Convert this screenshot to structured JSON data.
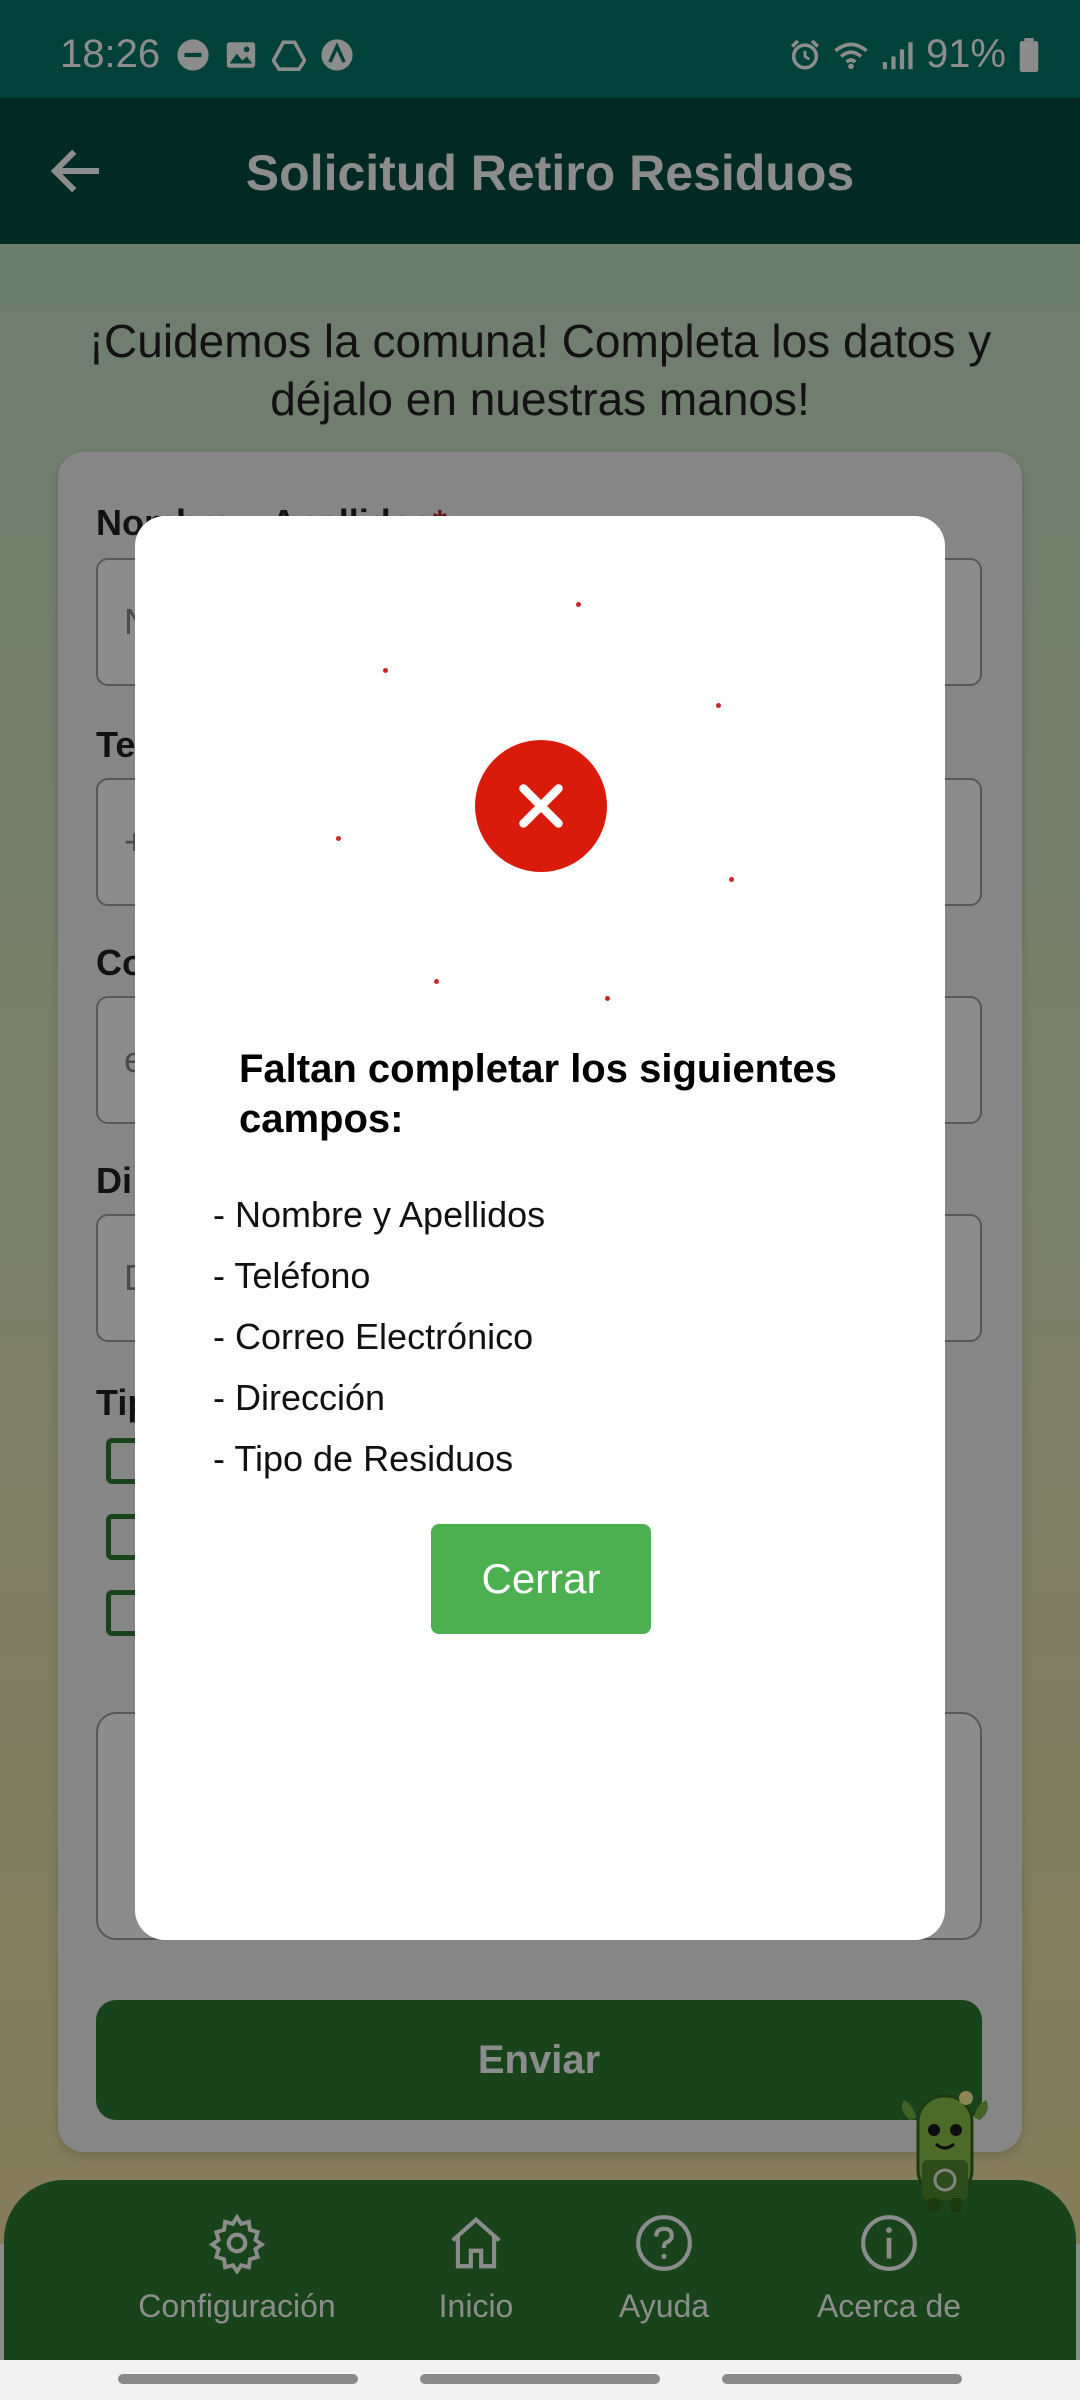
{
  "status_bar": {
    "time": "18:26",
    "battery": "91%",
    "icons_left": [
      "do-not-disturb-icon",
      "image-icon",
      "drive-icon",
      "app-icon"
    ],
    "icons_right": [
      "alarm-icon",
      "wifi-icon",
      "signal-icon",
      "battery-icon"
    ]
  },
  "app_bar": {
    "title": "Solicitud Retiro Residuos",
    "back_icon": "arrow-left-icon"
  },
  "form": {
    "intro": "¡Cuidemos la comuna! Completa los datos y déjalo en nuestras manos!",
    "name_label": "Nombre y Apellidos",
    "required_mark": "*",
    "name_placeholder": "N",
    "phone_label": "Te",
    "phone_placeholder": "+",
    "email_label": "Co",
    "email_placeholder": "e",
    "address_label": "Di",
    "address_placeholder": "D",
    "waste_type_label": "Tip",
    "submit_label": "Enviar"
  },
  "modal": {
    "icon": "error-x-icon",
    "title": "Faltan completar los siguientes campos:",
    "missing_fields": [
      "- Nombre y Apellidos",
      "- Teléfono",
      "- Correo Electrónico",
      "- Dirección",
      "- Tipo de Residuos"
    ],
    "close_label": "Cerrar"
  },
  "bottom_nav": {
    "items": [
      {
        "label": "Configuración",
        "icon": "gear-icon"
      },
      {
        "label": "Inicio",
        "icon": "home-icon"
      },
      {
        "label": "Ayuda",
        "icon": "help-icon"
      },
      {
        "label": "Acerca de",
        "icon": "info-icon"
      }
    ]
  },
  "colors": {
    "status_bar": "#00796b",
    "app_bar": "#004d40",
    "primary_green": "#2e7d32",
    "close_button": "#4caf50",
    "error_red": "#d81b0b"
  }
}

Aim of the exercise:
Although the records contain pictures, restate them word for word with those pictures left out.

Task answer:
Convert this screenshot to structured JSON data.
{
  "status_bar": {
    "time": "18:26",
    "battery": "91%",
    "icons_left": [
      "do-not-disturb-icon",
      "image-icon",
      "drive-icon",
      "app-icon"
    ],
    "icons_right": [
      "alarm-icon",
      "wifi-icon",
      "signal-icon",
      "battery-icon"
    ]
  },
  "app_bar": {
    "title": "Solicitud Retiro Residuos",
    "back_icon": "arrow-left-icon"
  },
  "form": {
    "intro": "¡Cuidemos la comuna! Completa los datos y déjalo en nuestras manos!",
    "name_label": "Nombre y Apellidos",
    "required_mark": "*",
    "name_placeholder": "N",
    "phone_label": "Te",
    "phone_placeholder": "+",
    "email_label": "Co",
    "email_placeholder": "e",
    "address_label": "Di",
    "address_placeholder": "D",
    "waste_type_label": "Tip",
    "submit_label": "Enviar"
  },
  "modal": {
    "icon": "error-x-icon",
    "title": "Faltan completar los siguientes campos:",
    "missing_fields": [
      "- Nombre y Apellidos",
      "- Teléfono",
      "- Correo Electrónico",
      "- Dirección",
      "- Tipo de Residuos"
    ],
    "close_label": "Cerrar"
  },
  "bottom_nav": {
    "items": [
      {
        "label": "Configuración",
        "icon": "gear-icon"
      },
      {
        "label": "Inicio",
        "icon": "home-icon"
      },
      {
        "label": "Ayuda",
        "icon": "help-icon"
      },
      {
        "label": "Acerca de",
        "icon": "info-icon"
      }
    ]
  },
  "colors": {
    "status_bar": "#00796b",
    "app_bar": "#004d40",
    "primary_green": "#2e7d32",
    "close_button": "#4caf50",
    "error_red": "#d81b0b"
  }
}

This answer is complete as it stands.